The King County Archives and Records Center buildings do not normally attract attention. First time visitors will comment that they’d drive by (or some even live or work nearby) but had never known we were here!
On July 30, the Archives and Records Center walls facing Fir Street and the parking lot will be decorated with the results of a day-long graffiti contest, held for young graffiti artists from around the Northwest.
The event is from 6:30 a.m.-8 p.m. and is open to the public. People are welcome to drop by to view the artists at work. We ask that people do not drive into the parking lot for the safety of the artists. The King County Archives and Records Center is located at 1215 East Fir Street, Seattle, WA 98122.

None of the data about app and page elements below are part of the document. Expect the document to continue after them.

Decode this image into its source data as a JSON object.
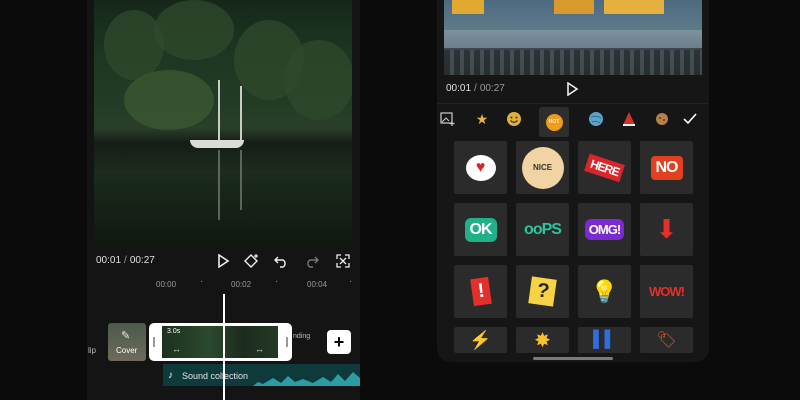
{
  "editor": {
    "time_current": "00:01",
    "time_total": "00:27",
    "ruler_ticks": [
      "00:00",
      "00:02",
      "00:04"
    ],
    "clip_duration": "3.0s",
    "cover_label": "Cover",
    "left_clip_text": "lip",
    "right_clip_text": "nding",
    "add_label": "+",
    "audio_label": "Sound collection"
  },
  "stickers_panel": {
    "time_current": "00:01",
    "time_total": "00:27",
    "categories": [
      "image-add-icon",
      "star-icon",
      "smiley-icon",
      "hot-icon",
      "globe-icon",
      "party-hat-icon",
      "cookie-icon"
    ],
    "selected_category_label": "HOT",
    "confirm": "checkmark-icon",
    "tiles": [
      {
        "name": "heart-bubble-sticker",
        "text": "♥"
      },
      {
        "name": "nice-thumbs-sticker",
        "text": "NICE"
      },
      {
        "name": "here-arrow-sticker",
        "text": "HERE"
      },
      {
        "name": "no-sticker",
        "text": "NO"
      },
      {
        "name": "ok-sticker",
        "text": "OK"
      },
      {
        "name": "oops-sticker",
        "text": "ooPS"
      },
      {
        "name": "omg-sticker",
        "text": "OMG!"
      },
      {
        "name": "down-arrow-sticker",
        "text": "⬇"
      },
      {
        "name": "exclamation-sticker",
        "text": "!"
      },
      {
        "name": "question-sticker",
        "text": "?"
      },
      {
        "name": "light-bulb-sticker",
        "text": "💡"
      },
      {
        "name": "wow-sticker",
        "text": "WOW!"
      },
      {
        "name": "lightning-sticker",
        "text": "⚡"
      },
      {
        "name": "burst-sticker",
        "text": "✸"
      },
      {
        "name": "blue-bars-sticker",
        "text": "▌▌"
      },
      {
        "name": "tag-sticker",
        "text": "🏷"
      }
    ],
    "colors": {
      "accent": "#ff3b2f",
      "tile_bg": "#2b2b2b",
      "panel_bg": "#161616"
    }
  }
}
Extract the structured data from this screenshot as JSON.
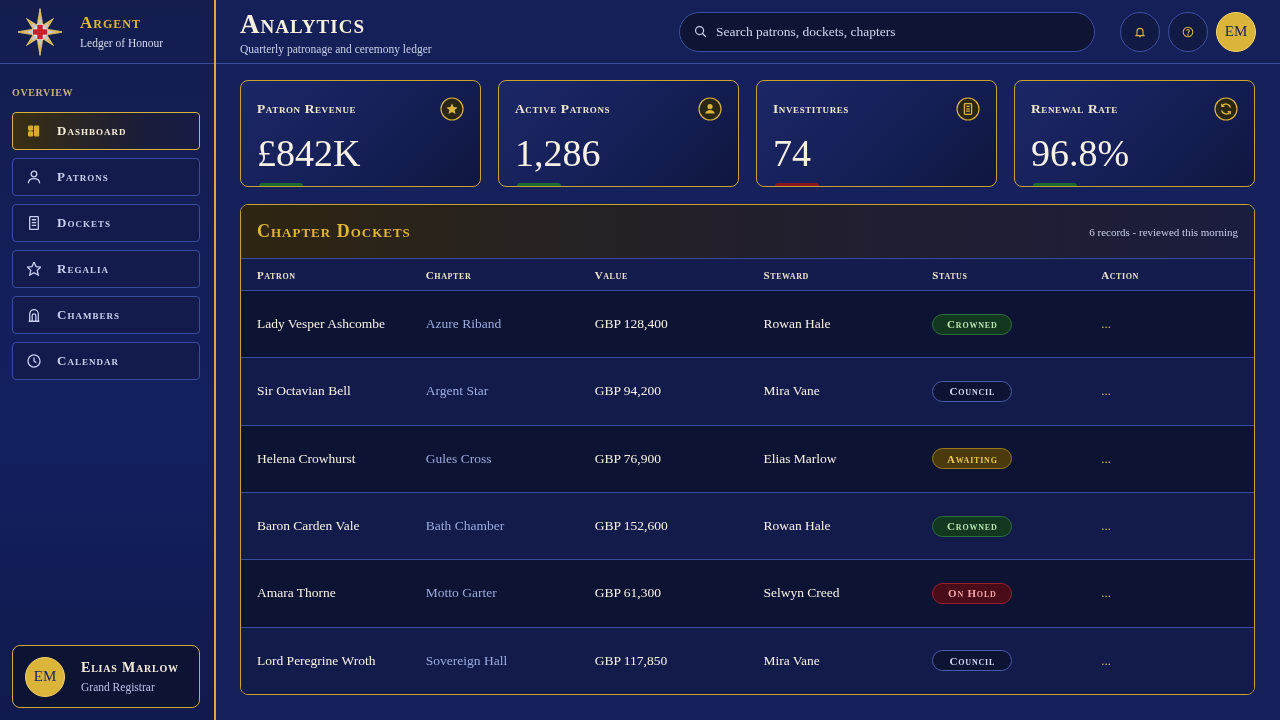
{
  "brand": {
    "name": "Argent",
    "tagline": "Ledger of Honour"
  },
  "sidebar": {
    "section": "OVERVIEW",
    "items": [
      {
        "label": "Dashboard",
        "selected": true
      },
      {
        "label": "Patrons",
        "selected": false
      },
      {
        "label": "Dockets",
        "selected": false
      },
      {
        "label": "Regalia",
        "selected": false
      },
      {
        "label": "Chambers",
        "selected": false
      },
      {
        "label": "Calendar",
        "selected": false
      }
    ],
    "user": {
      "initials": "EM",
      "name": "Elias Marlow",
      "role": "Grand Registrar"
    }
  },
  "header": {
    "title": "Analytics",
    "subtitle": "Quarterly patronage and ceremony ledger",
    "search": {
      "placeholder": "Search patrons, dockets, chapters"
    },
    "avatar": "EM"
  },
  "kpis": [
    {
      "label": "Patron Revenue",
      "value": "£842K",
      "color": "#1c6b33"
    },
    {
      "label": "Active Patrons",
      "value": "1,286",
      "color": "#1c6b33"
    },
    {
      "label": "Investitures",
      "value": "74",
      "color": "#8c1622"
    },
    {
      "label": "Renewal Rate",
      "value": "96.8%",
      "color": "#1c6b33"
    }
  ],
  "table": {
    "title": "Chapter Dockets",
    "note": "6 records - reviewed this morning",
    "columns": [
      "Patron",
      "Chapter",
      "Value",
      "Steward",
      "Status",
      "Action"
    ],
    "rows": [
      {
        "patron": "Lady Vesper Ashcombe",
        "chapter": "Azure Riband",
        "value": "GBP 128,400",
        "steward": "Rowan Hale",
        "status": {
          "label": "Crowned",
          "kind": "success"
        },
        "action": "..."
      },
      {
        "patron": "Sir Octavian Bell",
        "chapter": "Argent Star",
        "value": "GBP 94,200",
        "steward": "Mira Vane",
        "status": {
          "label": "Council",
          "kind": "neutral"
        },
        "action": "..."
      },
      {
        "patron": "Helena Crowhurst",
        "chapter": "Gules Cross",
        "value": "GBP 76,900",
        "steward": "Elias Marlow",
        "status": {
          "label": "Awaiting",
          "kind": "warning"
        },
        "action": "..."
      },
      {
        "patron": "Baron Carden Vale",
        "chapter": "Bath Chamber",
        "value": "GBP 152,600",
        "steward": "Rowan Hale",
        "status": {
          "label": "Crowned",
          "kind": "success"
        },
        "action": "..."
      },
      {
        "patron": "Amara Thorne",
        "chapter": "Motto Garter",
        "value": "GBP 61,300",
        "steward": "Selwyn Creed",
        "status": {
          "label": "On Hold",
          "kind": "danger"
        },
        "action": "..."
      },
      {
        "patron": "Lord Peregrine Wroth",
        "chapter": "Sovereign Hall",
        "value": "GBP 117,850",
        "steward": "Mira Vane",
        "status": {
          "label": "Council",
          "kind": "neutral"
        },
        "action": "..."
      }
    ]
  }
}
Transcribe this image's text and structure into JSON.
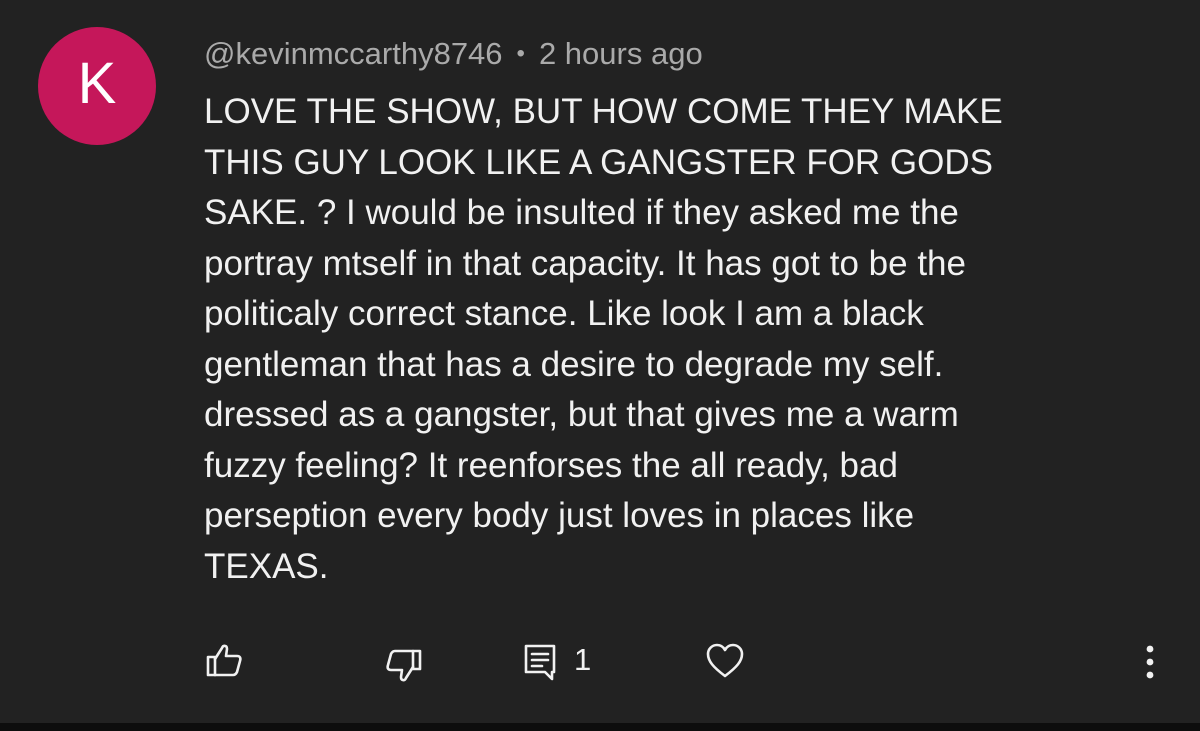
{
  "comment": {
    "avatar_letter": "K",
    "avatar_color": "#c5175a",
    "username": "@kevinmccarthy8746",
    "separator": "•",
    "timestamp": "2 hours ago",
    "text": "LOVE THE SHOW, BUT HOW COME THEY MAKE\nTHIS GUY LOOK LIKE A GANGSTER FOR GODS\nSAKE. ? I  would be insulted if they asked me the\nportray mtself in that capacity.  It has got to be the\npoliticaly correct stance.  Like look I am a black\ngentleman that has a desire to degrade my self.\ndressed as a gangster, but that gives me a warm\nfuzzy feeling?  It reenforses the all ready, bad\nperseption every body just loves in places like\nTEXAS."
  },
  "actions": {
    "like_icon": "thumbs-up-icon",
    "dislike_icon": "thumbs-down-icon",
    "reply_icon": "comment-icon",
    "reply_count": "1",
    "heart_icon": "heart-icon",
    "more_icon": "more-vertical-icon"
  },
  "colors": {
    "background": "#222222",
    "text": "#f1f1f1",
    "meta": "#aaaaaa"
  }
}
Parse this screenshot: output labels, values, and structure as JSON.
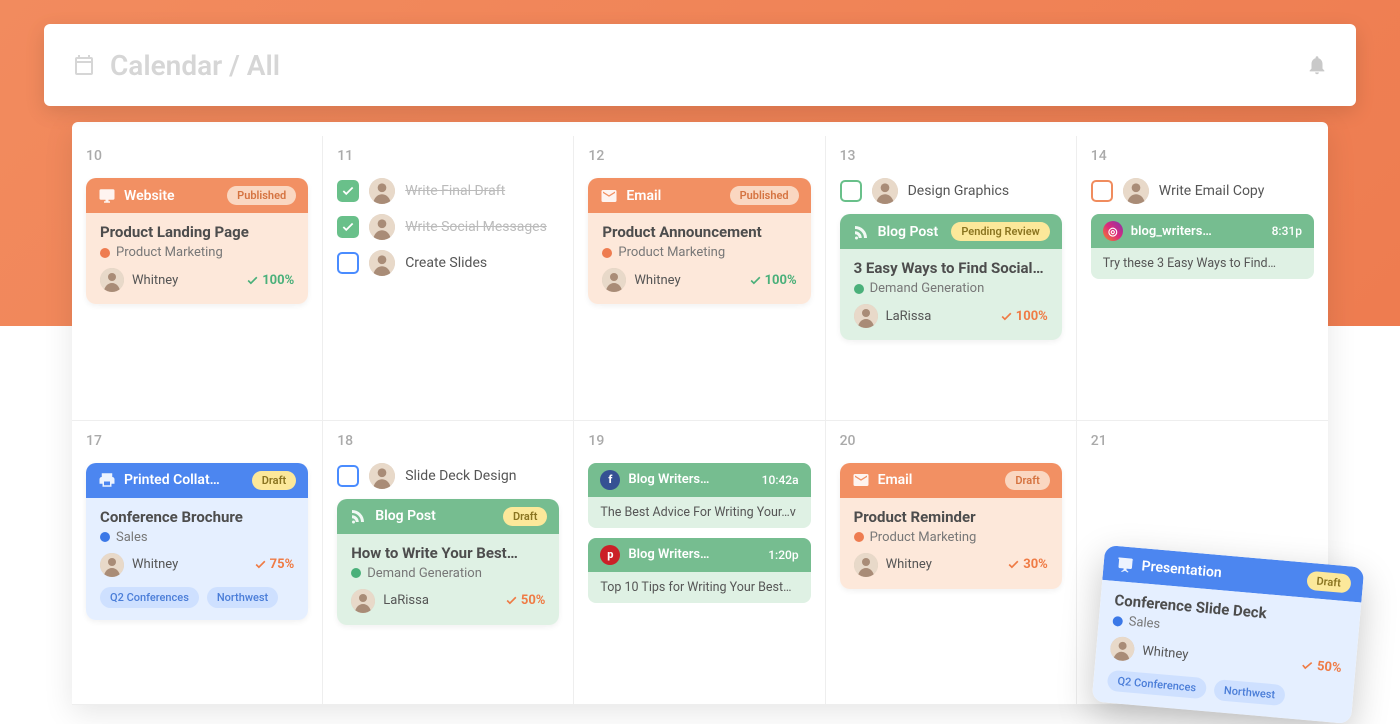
{
  "header": {
    "title": "Calendar / All"
  },
  "weeks": [
    {
      "days": [
        {
          "num": "10",
          "cards": [
            {
              "kind": "project",
              "color": "orange",
              "type_icon": "monitor",
              "type_label": "Website",
              "status": "Published",
              "title": "Product Landing Page",
              "category": "Product Marketing",
              "cat_color": "#ee7c50",
              "assignee": "Whitney",
              "pct": "100%",
              "pct_color": "green"
            }
          ]
        },
        {
          "num": "11",
          "tasks": [
            {
              "label": "Write Final Draft",
              "done": true,
              "box": "green-filled"
            },
            {
              "label": "Write Social Messages",
              "done": true,
              "box": "green-filled"
            },
            {
              "label": "Create Slides",
              "done": false,
              "box": "blue-empty"
            }
          ]
        },
        {
          "num": "12",
          "cards": [
            {
              "kind": "project",
              "color": "orange",
              "type_icon": "mail",
              "type_label": "Email",
              "status": "Published",
              "title": "Product Announcement",
              "category": "Product Marketing",
              "cat_color": "#ee7c50",
              "assignee": "Whitney",
              "pct": "100%",
              "pct_color": "green"
            }
          ]
        },
        {
          "num": "13",
          "tasks": [
            {
              "label": "Design Graphics",
              "done": false,
              "box": "green-empty"
            }
          ],
          "cards": [
            {
              "kind": "project",
              "color": "green",
              "type_icon": "rss",
              "type_label": "Blog Post",
              "status": "Pending Review",
              "title": "3 Easy Ways to Find Social…",
              "category": "Demand Generation",
              "cat_color": "#4ab07a",
              "assignee": "LaRissa",
              "pct": "100%",
              "pct_color": "orange"
            }
          ]
        },
        {
          "num": "14",
          "tasks": [
            {
              "label": "Write Email Copy",
              "done": false,
              "box": "orange-empty"
            }
          ],
          "minis": [
            {
              "color": "green",
              "net": "ig",
              "net_glyph": "◎",
              "handle": "blog_writers…",
              "time": "8:31p",
              "text": "Try these 3 Easy Ways to Find…"
            }
          ]
        }
      ]
    },
    {
      "days": [
        {
          "num": "17",
          "cards": [
            {
              "kind": "project",
              "color": "blue",
              "type_icon": "print",
              "type_label": "Printed Collat…",
              "status": "Draft",
              "title": "Conference Brochure",
              "category": "Sales",
              "cat_color": "#3b78e7",
              "assignee": "Whitney",
              "pct": "75%",
              "pct_color": "orange",
              "tags": [
                "Q2 Conferences",
                "Northwest"
              ]
            }
          ]
        },
        {
          "num": "18",
          "tasks": [
            {
              "label": "Slide Deck Design",
              "done": false,
              "box": "blue-empty"
            }
          ],
          "cards": [
            {
              "kind": "project",
              "color": "green",
              "type_icon": "rss",
              "type_label": "Blog Post",
              "status": "Draft",
              "title": "How to Write Your Best…",
              "category": "Demand Generation",
              "cat_color": "#4ab07a",
              "assignee": "LaRissa",
              "pct": "50%",
              "pct_color": "orange"
            }
          ]
        },
        {
          "num": "19",
          "minis": [
            {
              "color": "green",
              "net": "fb",
              "net_glyph": "f",
              "handle": "Blog Writers…",
              "time": "10:42a",
              "text": "The Best Advice For Writing Your…v"
            },
            {
              "color": "green",
              "net": "pn",
              "net_glyph": "p",
              "handle": "Blog Writers…",
              "time": "1:20p",
              "text": "Top 10 Tips for Writing Your Best…"
            }
          ]
        },
        {
          "num": "20",
          "cards": [
            {
              "kind": "project",
              "color": "orange",
              "type_icon": "mail",
              "type_label": "Email",
              "status": "Draft",
              "title": "Product Reminder",
              "category": "Product Marketing",
              "cat_color": "#ee7c50",
              "assignee": "Whitney",
              "pct": "30%",
              "pct_color": "orange"
            }
          ]
        },
        {
          "num": "21"
        }
      ]
    }
  ],
  "floating_card": {
    "color": "blue",
    "type_icon": "presentation",
    "type_label": "Presentation",
    "status": "Draft",
    "title": "Conference Slide Deck",
    "category": "Sales",
    "cat_color": "#3b78e7",
    "assignee": "Whitney",
    "pct": "50%",
    "pct_color": "orange",
    "tags": [
      "Q2 Conferences",
      "Northwest"
    ]
  }
}
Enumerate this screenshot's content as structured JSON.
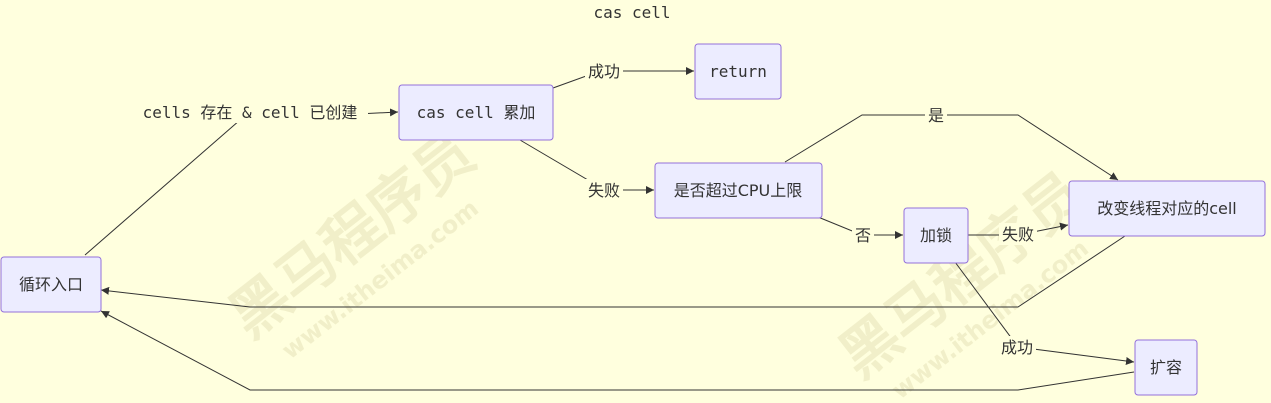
{
  "title": "cas cell",
  "nodes": {
    "loop_entry": "循环入口",
    "cas_add": "cas cell 累加",
    "return": "return",
    "cpu_limit": "是否超过CPU上限",
    "change_thread_cell": "改变线程对应的cell",
    "lock": "加锁",
    "expand": "扩容"
  },
  "edges": {
    "cells_exist": "cells 存在 & cell 已创建",
    "cas_success": "成功",
    "cas_fail": "失败",
    "yes": "是",
    "no": "否",
    "lock_fail": "失败",
    "lock_success": "成功"
  },
  "watermark": {
    "text": "黑马程序员",
    "url": "www.itheima.com"
  }
}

The event is being led by local artist Andrew Morrison, known for his Indian Heritage murals at the Wilson Pacific School in North Seattle and other local work, including a new interior mural underway at Seattle University. Morrison is about to leave Seattle to study at the Maryland Institute College of Art, but before leaving the region, he wanted to hold an event for local youth and artists. The contest is being coordinated in collaboration with 206 Zulu director Daniel Kogita AKA King Khazm. 206 Zulu’s office is at Washington Hall, just down the block from the Archives and Records Center facility, and will serve as the administrative base for the event. Morrison is donating the prize money himself.
Archives and Records Center staff are excited to be able to provide a blank canvas to youth, to support the arts, to work with our neighbors at Washington Hall, and, not least, to see something besides cloud-colored walls when we come to work.
Christopher Young, Facilities Management Division Real Property Agent, is coordinating the event. Contact him for more information at email@example.com.